TASK DETAILS
Each line of the listing is to be copied exactly.

LISTED RECORDS
+ + + + +

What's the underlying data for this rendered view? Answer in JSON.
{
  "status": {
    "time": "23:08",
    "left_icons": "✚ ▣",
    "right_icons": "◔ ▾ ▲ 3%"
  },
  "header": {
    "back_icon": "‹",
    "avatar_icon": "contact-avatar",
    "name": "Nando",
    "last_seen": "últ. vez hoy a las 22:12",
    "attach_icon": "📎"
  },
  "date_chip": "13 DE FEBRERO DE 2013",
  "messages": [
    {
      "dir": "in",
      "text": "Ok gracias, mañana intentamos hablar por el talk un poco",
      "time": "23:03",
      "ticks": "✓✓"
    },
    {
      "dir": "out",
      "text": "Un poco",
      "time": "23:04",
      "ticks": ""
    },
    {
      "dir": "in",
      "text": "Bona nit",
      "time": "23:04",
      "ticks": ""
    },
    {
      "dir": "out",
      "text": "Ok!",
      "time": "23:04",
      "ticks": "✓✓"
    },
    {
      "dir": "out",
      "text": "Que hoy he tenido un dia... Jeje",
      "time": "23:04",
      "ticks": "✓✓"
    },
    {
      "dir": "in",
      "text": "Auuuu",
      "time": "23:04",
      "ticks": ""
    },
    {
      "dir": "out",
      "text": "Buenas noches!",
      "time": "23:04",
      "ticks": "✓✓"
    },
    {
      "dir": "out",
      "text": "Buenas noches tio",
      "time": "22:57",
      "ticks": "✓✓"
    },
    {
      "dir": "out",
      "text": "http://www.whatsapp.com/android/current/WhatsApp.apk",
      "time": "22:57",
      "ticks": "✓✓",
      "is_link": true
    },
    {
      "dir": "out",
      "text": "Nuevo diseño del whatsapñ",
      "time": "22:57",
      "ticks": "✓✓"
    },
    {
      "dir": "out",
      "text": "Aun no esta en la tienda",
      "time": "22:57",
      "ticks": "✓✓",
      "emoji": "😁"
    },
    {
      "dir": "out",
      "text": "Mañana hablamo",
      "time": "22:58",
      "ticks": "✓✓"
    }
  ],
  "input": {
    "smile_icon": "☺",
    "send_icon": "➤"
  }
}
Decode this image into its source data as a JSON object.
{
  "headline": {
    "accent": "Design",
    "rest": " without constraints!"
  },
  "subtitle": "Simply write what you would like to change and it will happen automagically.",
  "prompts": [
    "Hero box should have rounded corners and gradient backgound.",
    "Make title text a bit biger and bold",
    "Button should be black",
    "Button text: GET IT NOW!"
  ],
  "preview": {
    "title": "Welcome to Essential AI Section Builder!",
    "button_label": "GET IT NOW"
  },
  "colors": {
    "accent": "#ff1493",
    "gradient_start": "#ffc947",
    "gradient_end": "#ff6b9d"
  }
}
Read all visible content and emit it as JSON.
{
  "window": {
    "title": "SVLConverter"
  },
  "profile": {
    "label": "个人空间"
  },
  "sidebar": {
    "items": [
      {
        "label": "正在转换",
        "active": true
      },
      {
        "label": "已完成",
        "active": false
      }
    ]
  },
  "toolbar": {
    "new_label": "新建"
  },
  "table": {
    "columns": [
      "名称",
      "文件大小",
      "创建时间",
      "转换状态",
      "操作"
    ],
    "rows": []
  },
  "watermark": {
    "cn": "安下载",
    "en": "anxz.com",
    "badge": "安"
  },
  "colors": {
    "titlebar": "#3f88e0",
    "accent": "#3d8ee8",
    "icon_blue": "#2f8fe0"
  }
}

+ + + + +

EXPECTED ANSWER
What's the underlying data for this rendered view? Answer in JSON.
{
  "status": {
    "time": "23:08",
    "left_icons": "✚ ▣",
    "right_icons": "◔ ▾ ▲ 3%"
  },
  "header": {
    "back_icon": "‹",
    "avatar_icon": "contact-avatar",
    "name": "Nando",
    "last_seen": "últ. vez hoy a las 22:12",
    "attach_icon": "📎"
  },
  "date_chip": "13 DE FEBRERO DE 2013",
  "messages": [
    {
      "dir": "in",
      "text": "Ok gracias, mañana intentamos hablar por el talk un poco",
      "time": "23:03",
      "ticks": "✓✓"
    },
    {
      "dir": "out",
      "text": "Un poco",
      "time": "23:04",
      "ticks": ""
    },
    {
      "dir": "in",
      "text": "Bona nit",
      "time": "23:04",
      "ticks": ""
    },
    {
      "dir": "out",
      "text": "Ok!",
      "time": "23:04",
      "ticks": "✓✓"
    },
    {
      "dir": "out",
      "text": "Que hoy he tenido un dia... Jeje",
      "time": "23:04",
      "ticks": "✓✓"
    },
    {
      "dir": "in",
      "text": "Auuuu",
      "time": "23:04",
      "ticks": ""
    },
    {
      "dir": "out",
      "text": "Buenas noches!",
      "time": "23:04",
      "ticks": "✓✓"
    },
    {
      "dir": "out",
      "text": "Buenas noches tio",
      "time": "22:57",
      "ticks": "✓✓"
    },
    {
      "dir": "out",
      "text": "http://www.whatsapp.com/android/current/WhatsApp.apk",
      "time": "22:57",
      "ticks": "✓✓",
      "is_link": true
    },
    {
      "dir": "out",
      "text": "Nuevo diseño del whatsapñ",
      "time": "22:57",
      "ticks": "✓✓"
    },
    {
      "dir": "out",
      "text": "Aun no esta en la tienda",
      "time": "22:57",
      "ticks": "✓✓",
      "emoji": "😁"
    },
    {
      "dir": "out",
      "text": "Mañana hablamo",
      "time": "22:58",
      "ticks": "✓✓"
    }
  ],
  "input": {
    "smile_icon": "☺",
    "send_icon": "➤"
  }
}
Decode this image into its source data as a JSON object.
{
  "headline": {
    "accent": "Design",
    "rest": " without constraints!"
  },
  "subtitle": "Simply write what you would like to change and it will happen automagically.",
  "prompts": [
    "Hero box should have rounded corners and gradient backgound.",
    "Make title text a bit biger and bold",
    "Button should be black",
    "Button text: GET IT NOW!"
  ],
  "preview": {
    "title": "Welcome to Essential AI Section Builder!",
    "button_label": "GET IT NOW"
  },
  "colors": {
    "accent": "#ff1493",
    "gradient_start": "#ffc947",
    "gradient_end": "#ff6b9d"
  }
}
Read all visible content and emit it as JSON.
{
  "window": {
    "title": "SVLConverter"
  },
  "profile": {
    "label": "个人空间"
  },
  "sidebar": {
    "items": [
      {
        "label": "正在转换",
        "active": true
      },
      {
        "label": "已完成",
        "active": false
      }
    ]
  },
  "toolbar": {
    "new_label": "新建"
  },
  "table": {
    "columns": [
      "名称",
      "文件大小",
      "创建时间",
      "转换状态",
      "操作"
    ],
    "rows": []
  },
  "watermark": {
    "cn": "安下载",
    "en": "anxz.com",
    "badge": "安"
  },
  "colors": {
    "titlebar": "#3f88e0",
    "accent": "#3d8ee8",
    "icon_blue": "#2f8fe0"
  }
}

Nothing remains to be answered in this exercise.